reactor fuel from Hanford, Molten Salt Reactor Experiment (MSRE) residues, and Savannah River Site fuels. In its 1996 report, the committee recommended that “upon satisfactory completion of the demonstration with EBR-II fuel, the electrometallurgical technique should be evaluated in the broader context of alternative technologies for processing spent nuclear fuel” (NRC, 1996a, p. 2).
The major DOE spent fuel type is the N-reactor fuel at the Hanford site, which makes up nearly 80 percent of the DOE spent fuel inventory. The deteriorated condition of part of this fuel necessitates reduction of uranium oxide to the metal before its treatment using the basic electrometallurgical process. The ANL ancillary oxide reduction process using lithium metal must be demonstrated before the electrometallurgical process can be considered for use with this N-reactor fuel. When the requisite ancillary processes have been demonstrated, DOE should consider the electrometallurgical process in context with other competing processes for dealing with the DOE spent fuel problem. These competing processes include aqueous processes as well as long-term storage, which is planned and has been partially implemented for use with spent fuel at some DOE sites.
The committee continues to believe that successful demonstration of the electrometallurgical process for treating EBR-II fuel is essential to support development of applications of this technique to other DOE spent fuels. If this technology is to be considered by DOE for treatment of other reactor spent fuel, DOE should evaluate the upcoming results of the spent fuel treatment demonstration and initiate planning for the post-1999 period. DOE should begin to consider the criteria for success in the demonstration and the spent fuel to which the technology would be most applicable and to determine the R&D data and “hot” cell demonstration requirements for reaching a decision based on technological and economic considerations. This process should be initiated soon if DOE is to utilize the results of the 1999 demonstration effectively and if this technology is to be employed in the DOE-EM program. The committee wishes to restate its position that ANL, upon meeting the appropriate criteria for success in processing EBR-II driver fuel and blanket assemblies, should successfully demonstrate the processes ancillary to the central electrometallurgical process itself, for example, lithium reduction of oxide fuels, before the process can be considered seriously for use with other DOE spent fuel.

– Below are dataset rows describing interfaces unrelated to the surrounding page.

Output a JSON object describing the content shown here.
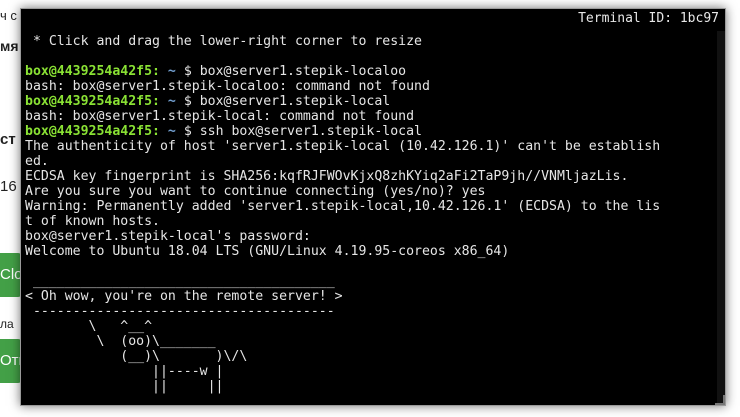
{
  "background": {
    "fragments": [
      "ч с",
      "мя",
      "ст",
      "16",
      "Clo",
      "ла",
      "Отп"
    ]
  },
  "terminal": {
    "title": "Terminal ID: 1bc97",
    "lines": [
      {
        "text": " * Click and drag the lower-right corner to resize"
      },
      {
        "text": ""
      },
      {
        "prompt": "box@4439254a42f5:",
        "path": " ~ ",
        "text": "$ box@server1.stepik-localoo"
      },
      {
        "text": "bash: box@server1.stepik-localoo: command not found"
      },
      {
        "prompt": "box@4439254a42f5:",
        "path": " ~ ",
        "text": "$ box@server1.stepik-local"
      },
      {
        "text": "bash: box@server1.stepik-local: command not found"
      },
      {
        "prompt": "box@4439254a42f5:",
        "path": " ~ ",
        "text": "$ ssh box@server1.stepik-local"
      },
      {
        "text": "The authenticity of host 'server1.stepik-local (10.42.126.1)' can't be establish"
      },
      {
        "text": "ed."
      },
      {
        "text": "ECDSA key fingerprint is SHA256:kqfRJFWOvKjxQ8zhKYiq2aFi2TaP9jh//VNMljazLis."
      },
      {
        "text": "Are you sure you want to continue connecting (yes/no)? yes"
      },
      {
        "text": "Warning: Permanently added 'server1.stepik-local,10.42.126.1' (ECDSA) to the lis"
      },
      {
        "text": "t of known hosts."
      },
      {
        "text": "box@server1.stepik-local's password:"
      },
      {
        "text": "Welcome to Ubuntu 18.04 LTS (GNU/Linux 4.19.95-coreos x86_64)"
      },
      {
        "text": ""
      },
      {
        "text": " ______________________________________"
      },
      {
        "text": "< Oh wow, you're on the remote server! >"
      },
      {
        "text": " --------------------------------------"
      },
      {
        "text": "        \\   ^__^"
      },
      {
        "text": "         \\  (oo)\\_______"
      },
      {
        "text": "            (__)\\       )\\/\\"
      },
      {
        "text": "                ||----w |"
      },
      {
        "text": "                ||     ||"
      }
    ]
  }
}
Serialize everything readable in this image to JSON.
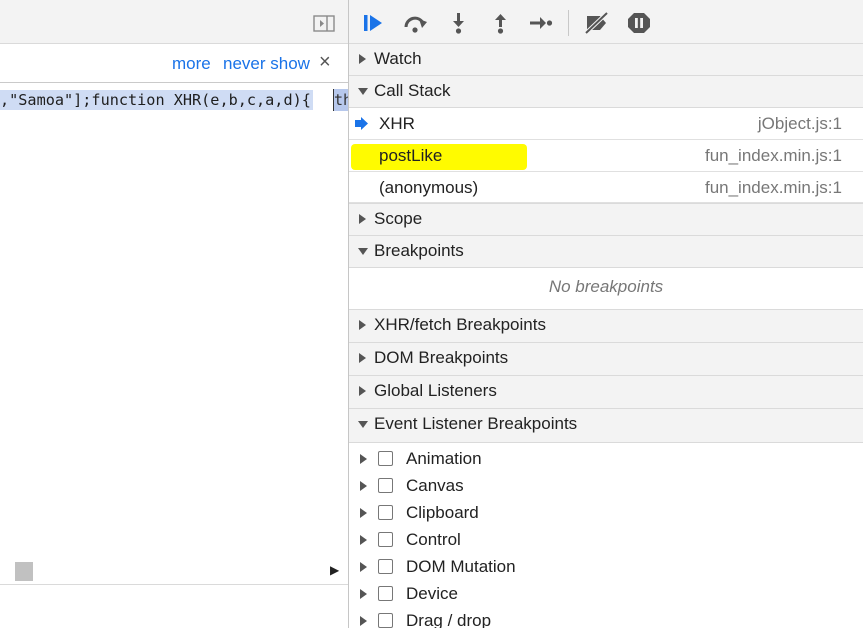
{
  "left_pane": {
    "infobar": {
      "more_label": "more",
      "never_show_label": "never show",
      "close_glyph": "×"
    },
    "code": {
      "text": ",\"Samoa\"];function XHR(e,b,c,a,d){",
      "selected_text": "th"
    },
    "scroll_right_glyph": "▶"
  },
  "toolbar": {
    "buttons": [
      {
        "name": "resume-icon",
        "color": "#1a73e8"
      },
      {
        "name": "step-over-icon",
        "color": "#555555"
      },
      {
        "name": "step-into-icon",
        "color": "#555555"
      },
      {
        "name": "step-out-icon",
        "color": "#555555"
      },
      {
        "name": "step-icon",
        "color": "#555555"
      },
      {
        "name": "deactivate-breakpoints-icon",
        "color": "#555555"
      },
      {
        "name": "pause-on-exceptions-icon",
        "color": "#555555"
      }
    ]
  },
  "sections": {
    "watch": {
      "title": "Watch",
      "expanded": false
    },
    "call_stack": {
      "title": "Call Stack",
      "expanded": true,
      "frames": [
        {
          "name": "XHR",
          "location": "jObject.js:1",
          "current": true
        },
        {
          "name": "postLike",
          "location": "fun_index.min.js:1",
          "highlighted": true
        },
        {
          "name": "(anonymous)",
          "location": "fun_index.min.js:1"
        }
      ]
    },
    "scope": {
      "title": "Scope",
      "expanded": false
    },
    "breakpoints": {
      "title": "Breakpoints",
      "expanded": true,
      "empty_text": "No breakpoints"
    },
    "xhr_breakpoints": {
      "title": "XHR/fetch Breakpoints",
      "expanded": false
    },
    "dom_breakpoints": {
      "title": "DOM Breakpoints",
      "expanded": false
    },
    "global_listeners": {
      "title": "Global Listeners",
      "expanded": false
    },
    "event_listener_breakpoints": {
      "title": "Event Listener Breakpoints",
      "expanded": true,
      "items": [
        "Animation",
        "Canvas",
        "Clipboard",
        "Control",
        "DOM Mutation",
        "Device",
        "Drag / drop"
      ]
    }
  },
  "colors": {
    "accent": "#1a73e8",
    "highlight": "#fffb00",
    "selection": "#cfdcf4"
  }
}
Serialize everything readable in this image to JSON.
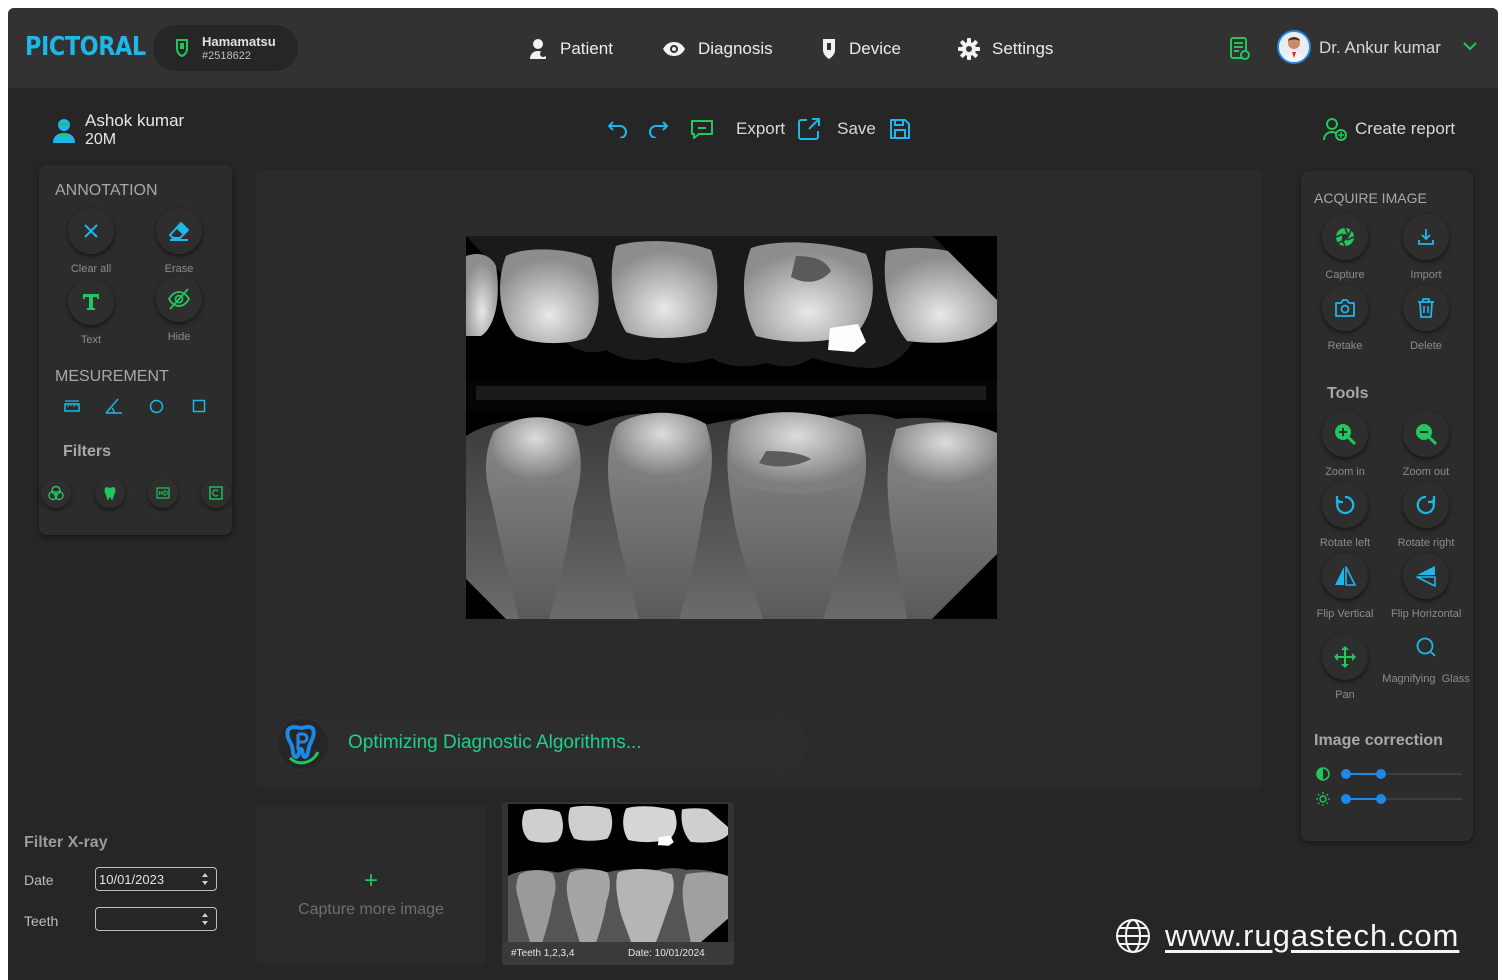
{
  "header": {
    "logo": "PICTORAL",
    "device": {
      "name": "Hamamatsu",
      "id": "#2518622"
    },
    "nav": [
      {
        "label": "Patient",
        "icon": "user-icon"
      },
      {
        "label": "Diagnosis",
        "icon": "eye-icon"
      },
      {
        "label": "Device",
        "icon": "sensor-icon"
      },
      {
        "label": "Settings",
        "icon": "gear-icon"
      }
    ],
    "user_name": "Dr. Ankur kumar"
  },
  "patient": {
    "name": "Ashok kumar",
    "info": "20M"
  },
  "toolbar": {
    "export": "Export",
    "save": "Save",
    "create_report": "Create report"
  },
  "left_panel": {
    "annotation_title": "ANNOTATION",
    "annotation_tools": [
      "Clear all",
      "Erase",
      "Text",
      "Hide"
    ],
    "measurement_title": "MESUREMENT",
    "filters_title": "Filters"
  },
  "right_panel": {
    "acquire_title": "ACQUIRE IMAGE",
    "acquire_tools": [
      "Capture",
      "Import",
      "Retake",
      "Delete"
    ],
    "tools_title": "Tools",
    "tools": [
      "Zoom in",
      "Zoom out",
      "Rotate left",
      "Rotate right",
      "Flip Vertical",
      "Flip Horizontal",
      "Pan",
      "Magnifying  Glass"
    ],
    "correction_title": "Image correction",
    "contrast_level": 0.3,
    "brightness_level": 0.3
  },
  "status": {
    "text": "Optimizing Diagnostic Algorithms..."
  },
  "filter_xray": {
    "title": "Filter X-ray",
    "date_label": "Date",
    "date_value": "10/01/2023",
    "teeth_label": "Teeth",
    "teeth_value": ""
  },
  "capture_more": {
    "plus": "+",
    "label": "Capture more image"
  },
  "thumbnail": {
    "teeth": "#Teeth 1,2,3,4",
    "date": "Date: 10/01/2024"
  },
  "footer": {
    "website": "www.rugastech.com"
  },
  "colors": {
    "accent_teal": "#1fb6e8",
    "accent_green": "#1fcf8a",
    "background": "#262626"
  }
}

It appears highly unlikely that electrometallurgical techniques will be applied to the treatment of MSRE salts from Oak Ridge National Laboratory (NRC, 1997b). R&D dealing with extraction of zirconium and uranium may, however, have applications to spent fuels other than MSRE residues such as N-reactor fuel.
ANL's research efforts have involved the investigation of electrometallurgical technology for non-EBR-II fuels such as the N-reactor fuel. However, the DOE-EM may proceed with plans for the N-reactor fuel that do not include the use of electrometallurgical technology. Since the current approach of DOE-EM is to develop project plans for implementation within the next 10 years, the offices of Nuclear Energy (NE) and Environmental Management (EM) should maintain close contact to ensure proper coordination of their activities.